“Industrial era” schooling as foil
Davidson’s misuse of education history irritates me not because it has errors but because it uses a thumbnail version of history as a rhetorical foil for her arguments about what education should be … in this case, instead of what she says is the legacy of education history. Cathy Davidson happens to dislike standardized, multiple-choice testing and a script of schooling revolving around an academic curriculum and a teacher’s authority as a knowledgeable adult. Those with very different views often use the same thumbnail education history as their foil as well. To other folks, the reason why we must have accountability with quantitatively-measured tests is because industrial-era education is not enough for the new, competitive global economy. Different perspectives, same fundamental error.
History is not a storehouse of mythic images from which you can or should draw caricatures to make your point. Well, people often treat it as such, and I expect politicians to use it in that way, but not well-informed fellow faculty. In the end, Davidson’s reliance on historical caricature is a disappointment and undermines her credibility.

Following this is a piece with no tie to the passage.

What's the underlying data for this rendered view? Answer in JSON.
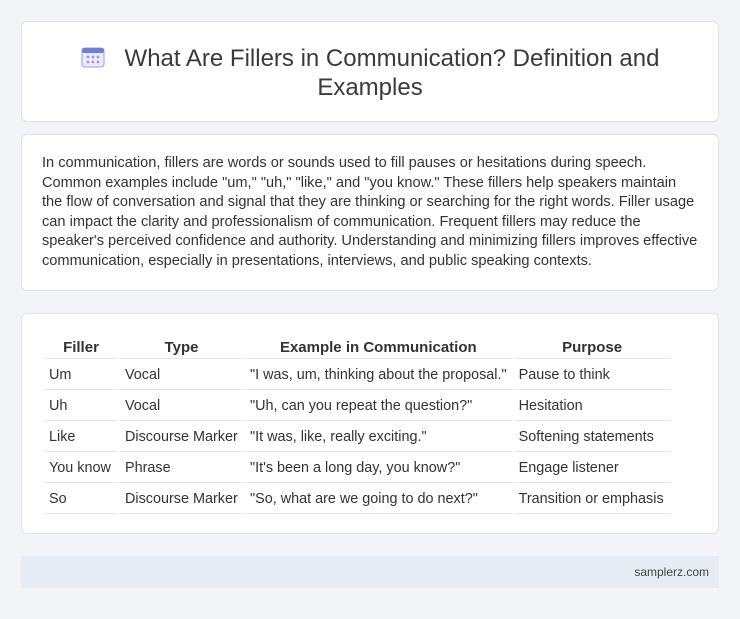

- One minor quibble I will not explore in depth is the error Davidson makes in associating standardized testing with a single test developer in the 1910s. The early development of standardized testing was between 1890 and 1920, involved a number of key individuals and developments, and at the end of World War I, and produced dozens of standardized tests for academic subjects in addition to the nascent “IQ” tests coming out of WW1. [↩]
- Davidson cites only three works, all from the 1980s: Larry Cremin’s second ginormous volume of his trilogy, Carl Kaestle’s Pillars of the Republic, and Michael Katz’s 1987 essay collection. And at least in the essays she has written this year, she ignored the conflict-ridden nature of 19th century education history that both Kaestle and Katz described. [↩]